An ongoing archive of material generated from this in-progress project, including sketches, 3D renders, work documentation, installation views, research, and other related ephemera.
In 2009, the artist began a re-creation of a press image depicting the arrival of the Sri Lankan migrant ship, the MV Ocean Lady at the west coast of Canada. This work was realized in many different forms, but most notably as a 3D re-creation and 3D printed models. In addition to photographs, drawings, paintings and other works, there is a web archive of this project.
It is with this project that the artist began looking at how migration has been depicted in media and in history. This subject concerns the complexities and challenges of immigration and its history in Canada, some of which were experienced directly by the artist’s family and friends.
At the moment, numerous people from Africa and the Middle East are attempting to reach Europe by sea. Many Europeans view this as problematic, leading to a strong rise in nationalism and anti-immigration rhetoric and policy. These attitudes also exist closer to home: in 2009 and 2010, two ships arrived at the coast of BC carrying Tamil asylum-seekers from Sri Lanka. Canadian authorities seized these ships and detained their crew and passengers. There has been massive public debate and speculation over the legality of their refugee claims and the practice of human smuggling, and a climate of xenophobia has developed amidst accusations of immigration “queue-jumping” and fears of terrorism. This has been echoed many times in Canada’s history by the arrival of: Fujianese migrants in 1999, Jewish Europeans on the MS St. Louis in 1939 and Sikhs on the SS Komagata Maru in 1914. And it is difficult to separate this history from that of slavery and colonialization.

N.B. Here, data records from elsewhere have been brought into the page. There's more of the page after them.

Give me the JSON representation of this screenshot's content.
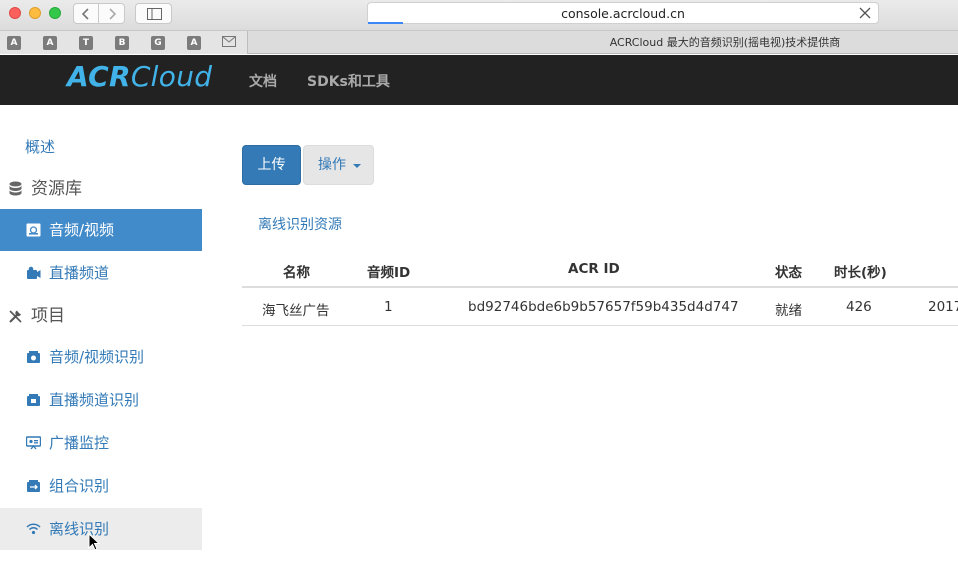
{
  "browser": {
    "url": "console.acrcloud.cn",
    "tab_title": "ACRCloud 最大的音频识别(摇电视)技术提供商",
    "extensions": [
      "A",
      "A",
      "T",
      "B",
      "G",
      "A",
      "mail"
    ]
  },
  "header": {
    "logo_bold": "ACR",
    "logo_regular": "Cloud",
    "nav": [
      "文档",
      "SDKs和工具"
    ]
  },
  "sidebar": {
    "overview": "概述",
    "resources_heading": "资源库",
    "resources": [
      {
        "label": "音频/视频",
        "icon": "media-icon"
      },
      {
        "label": "直播频道",
        "icon": "channel-icon"
      }
    ],
    "projects_heading": "项目",
    "projects": [
      {
        "label": "音频/视频识别",
        "icon": "media-recognition-icon"
      },
      {
        "label": "直播频道识别",
        "icon": "channel-recognition-icon"
      },
      {
        "label": "广播监控",
        "icon": "broadcast-monitor-icon"
      },
      {
        "label": "组合识别",
        "icon": "combined-recognition-icon"
      },
      {
        "label": "离线识别",
        "icon": "offline-recognition-icon"
      }
    ]
  },
  "main": {
    "upload_label": "上传",
    "action_label": "操作",
    "section_link": "离线识别资源",
    "table": {
      "headers": [
        "名称",
        "音频ID",
        "ACR ID",
        "状态",
        "时长(秒)"
      ],
      "rows": [
        [
          "海飞丝广告",
          "1",
          "bd92746bde6b9b57657f59b435d4d747",
          "就绪",
          "426",
          "2017"
        ]
      ]
    }
  },
  "colors": {
    "accent": "#337ab7",
    "active_bg": "#428bca",
    "header_bg": "#222222",
    "logo": "#41b3e8"
  }
}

Beginning in 2009, the artist began looking critically at found media and historical images, particularly those depicting protest and migration, with the intention of recreating, transforming, and expanding them through interdisciplinary forms such as sculpture, mixed media, and paintings. Staring with the project, Migrant Ship Re-Creation, this also took the form of several related projects: Migrant Portraits, Black Bloc (Black Blot), Black Bloc Abstraction (Diptych), Burning Flag (after Jyllands-Posten)

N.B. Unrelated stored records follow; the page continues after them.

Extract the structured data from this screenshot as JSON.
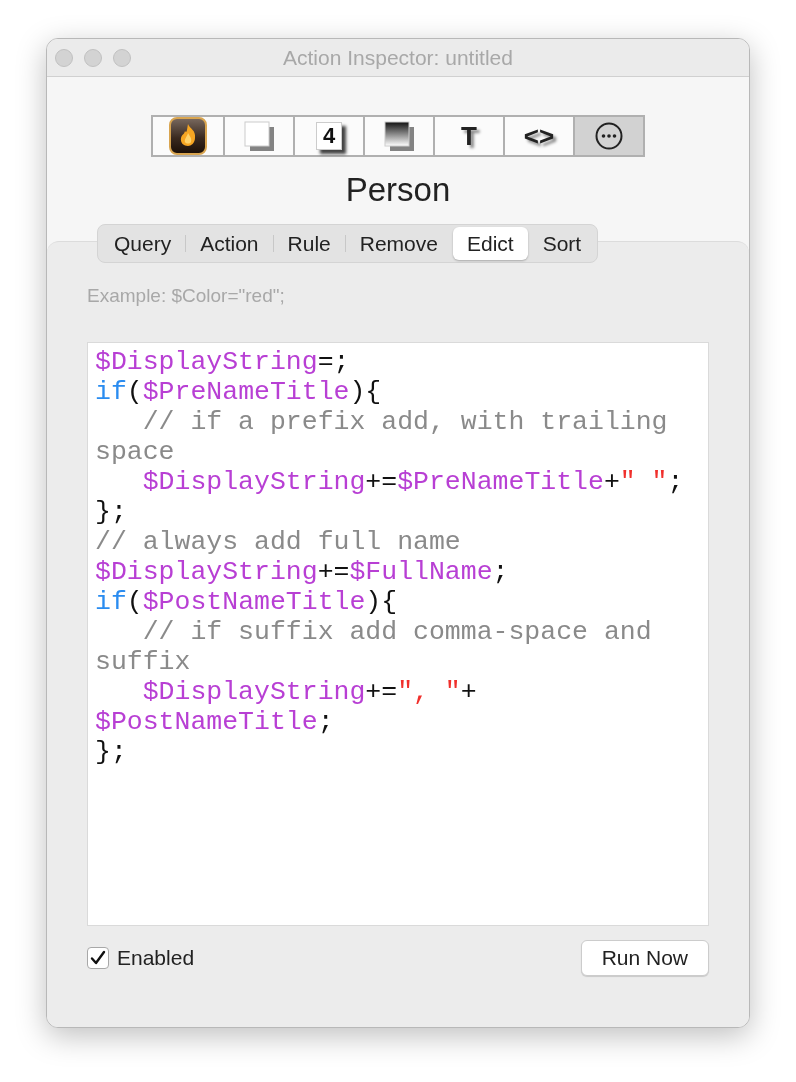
{
  "window": {
    "title": "Action Inspector: untitled"
  },
  "toolbar": [
    {
      "kind": "app",
      "selected": false
    },
    {
      "kind": "page",
      "selected": false
    },
    {
      "kind": "number",
      "glyph": "4",
      "selected": false
    },
    {
      "kind": "gradient",
      "selected": false
    },
    {
      "kind": "glyph",
      "glyph": "T",
      "selected": false
    },
    {
      "kind": "glyph",
      "glyph": "<>",
      "selected": false
    },
    {
      "kind": "more",
      "selected": true
    }
  ],
  "heading": "Person",
  "tabs": [
    {
      "label": "Query",
      "selected": false
    },
    {
      "label": "Action",
      "selected": false
    },
    {
      "label": "Rule",
      "selected": false
    },
    {
      "label": "Remove",
      "selected": false
    },
    {
      "label": "Edict",
      "selected": true
    },
    {
      "label": "Sort",
      "selected": false
    }
  ],
  "example": "Example: $Color=\"red\";",
  "code_lines": [
    [
      {
        "kind": "var",
        "text": "$DisplayString"
      },
      {
        "kind": "plain",
        "text": "=;"
      }
    ],
    [
      {
        "kind": "keyword",
        "text": "if"
      },
      {
        "kind": "plain",
        "text": "("
      },
      {
        "kind": "var",
        "text": "$PreNameTitle"
      },
      {
        "kind": "plain",
        "text": "){"
      }
    ],
    {
      "indent": true,
      "tokens": [
        {
          "kind": "comment",
          "text": "// if a prefix add, with trailing"
        }
      ]
    },
    [
      {
        "kind": "comment",
        "text": "space"
      }
    ],
    {
      "indent": true,
      "tokens": [
        {
          "kind": "var",
          "text": "$DisplayString"
        },
        {
          "kind": "plain",
          "text": "+="
        },
        {
          "kind": "var",
          "text": "$PreNameTitle"
        },
        {
          "kind": "plain",
          "text": "+"
        },
        {
          "kind": "string",
          "text": "\" \""
        },
        {
          "kind": "plain",
          "text": ";"
        }
      ]
    },
    [
      {
        "kind": "plain",
        "text": "};"
      }
    ],
    [
      {
        "kind": "comment",
        "text": "// always add full name"
      }
    ],
    [
      {
        "kind": "var",
        "text": "$DisplayString"
      },
      {
        "kind": "plain",
        "text": "+="
      },
      {
        "kind": "var",
        "text": "$FullName"
      },
      {
        "kind": "plain",
        "text": ";"
      }
    ],
    [
      {
        "kind": "keyword",
        "text": "if"
      },
      {
        "kind": "plain",
        "text": "("
      },
      {
        "kind": "var",
        "text": "$PostNameTitle"
      },
      {
        "kind": "plain",
        "text": "){"
      }
    ],
    {
      "indent": true,
      "tokens": [
        {
          "kind": "comment",
          "text": "// if suffix add comma-space and"
        }
      ]
    },
    [
      {
        "kind": "comment",
        "text": "suffix"
      }
    ],
    {
      "indent": true,
      "tokens": [
        {
          "kind": "var",
          "text": "$DisplayString"
        },
        {
          "kind": "plain",
          "text": "+="
        },
        {
          "kind": "string",
          "text": "\", \""
        },
        {
          "kind": "plain",
          "text": "+"
        }
      ]
    },
    [
      {
        "kind": "var",
        "text": "$PostNameTitle"
      },
      {
        "kind": "plain",
        "text": ";"
      }
    ],
    [
      {
        "kind": "plain",
        "text": "};"
      }
    ]
  ],
  "enabled": {
    "label": "Enabled",
    "checked": true
  },
  "run_button": "Run Now"
}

In contrast to popular, ubiquitous images of revolution and provocation (such as Alberto Korda’s portrait of Che Guevara, or the graffiti works of Banksy), the found press images that artist refers to are markedly non-iconic, from nameless and faceless Black Bloc protesters to migrants whose identities have been obscured by the press. Lee approaches these images from a perspective of speculation, creating artworks that either reconstruct or further obscure the subjects. This dual process amplifies the missing details and facts that are not included in the original press images or their accompanying news stories, pointing to an inherent confusion or lack of clarity surrounding the actual events.
These works include large-scale black and white paintings where silhouettes of marching Black Bloc protesters have been repeated in a motif that borders on abstraction; earth-toned, classical style oil portraits of the same migrants created in composite from blurry or pixelated press images and online searches; and a video that recreates the burning of a Danish flag, which was originally enacted by protesters in response to anti-Muslim cartoons that were published in Denmark. The works engage in a dialogue with news media images of protest, the interpretation of these images, their bias and their influence.

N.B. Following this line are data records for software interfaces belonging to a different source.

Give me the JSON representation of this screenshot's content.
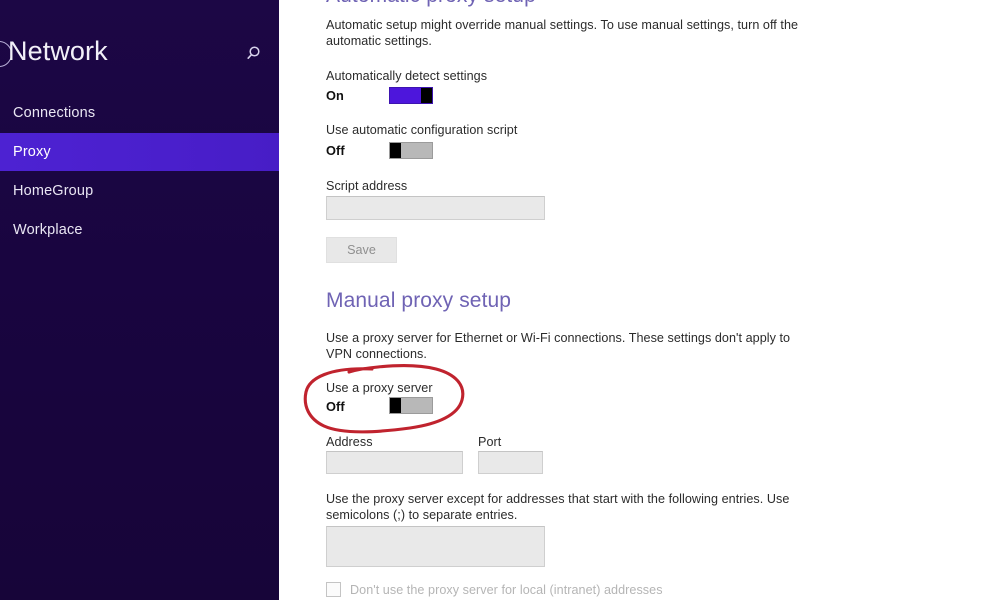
{
  "sidebar": {
    "title": "Network",
    "back_icon": "back-arrow-icon",
    "search_icon": "search-icon",
    "items": [
      {
        "label": "Connections",
        "selected": false
      },
      {
        "label": "Proxy",
        "selected": true
      },
      {
        "label": "HomeGroup",
        "selected": false
      },
      {
        "label": "Workplace",
        "selected": false
      }
    ],
    "colors": {
      "background": "#190540",
      "selected": "#4a1fcc",
      "text": "#e9e6f3"
    }
  },
  "main": {
    "automatic_setup": {
      "heading": "Automatic proxy setup",
      "description": "Automatic setup might override manual settings. To use manual settings, turn off the automatic settings.",
      "auto_detect": {
        "label": "Automatically detect settings",
        "state": "On",
        "on": true
      },
      "auto_script": {
        "label": "Use automatic configuration script",
        "state": "Off",
        "on": false
      },
      "script_address": {
        "label": "Script address",
        "value": "",
        "placeholder": ""
      },
      "save_label": "Save"
    },
    "manual_setup": {
      "heading": "Manual proxy setup",
      "description": "Use a proxy server for Ethernet or Wi-Fi connections. These settings don't apply to VPN connections.",
      "use_proxy": {
        "label": "Use a proxy server",
        "state": "Off",
        "on": false
      },
      "address": {
        "label": "Address",
        "value": "",
        "placeholder": ""
      },
      "port": {
        "label": "Port",
        "value": "",
        "placeholder": ""
      },
      "exceptions_description": "Use the proxy server except for addresses that start with the following entries. Use semicolons (;) to separate entries.",
      "exceptions": {
        "value": "",
        "placeholder": ""
      },
      "local_addresses": {
        "label": "Don't use the proxy server for local (intranet) addresses",
        "checked": false
      }
    },
    "colors": {
      "heading": "#6f63b4",
      "toggle_on": "#4d16dc",
      "toggle_off": "#b8b8b8",
      "input_background": "#e9e9e9"
    }
  },
  "annotation": {
    "shape": "hand-drawn-ellipse",
    "color": "#c0232e",
    "target": "Use a proxy server"
  }
}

photo-collage, 15 images, edition of 3, 10.25 x 10.25 inches
Phoropter Studies is a series of photo-collage works made using studies of vintage optometry instruments to explore vision and optics. The artist, who has worn glasses for most of his life, began collecting phoropters, a device used by optometrists to measure vision. The works have a disorienting three-dimensional quality, which was further explored in the sculpture.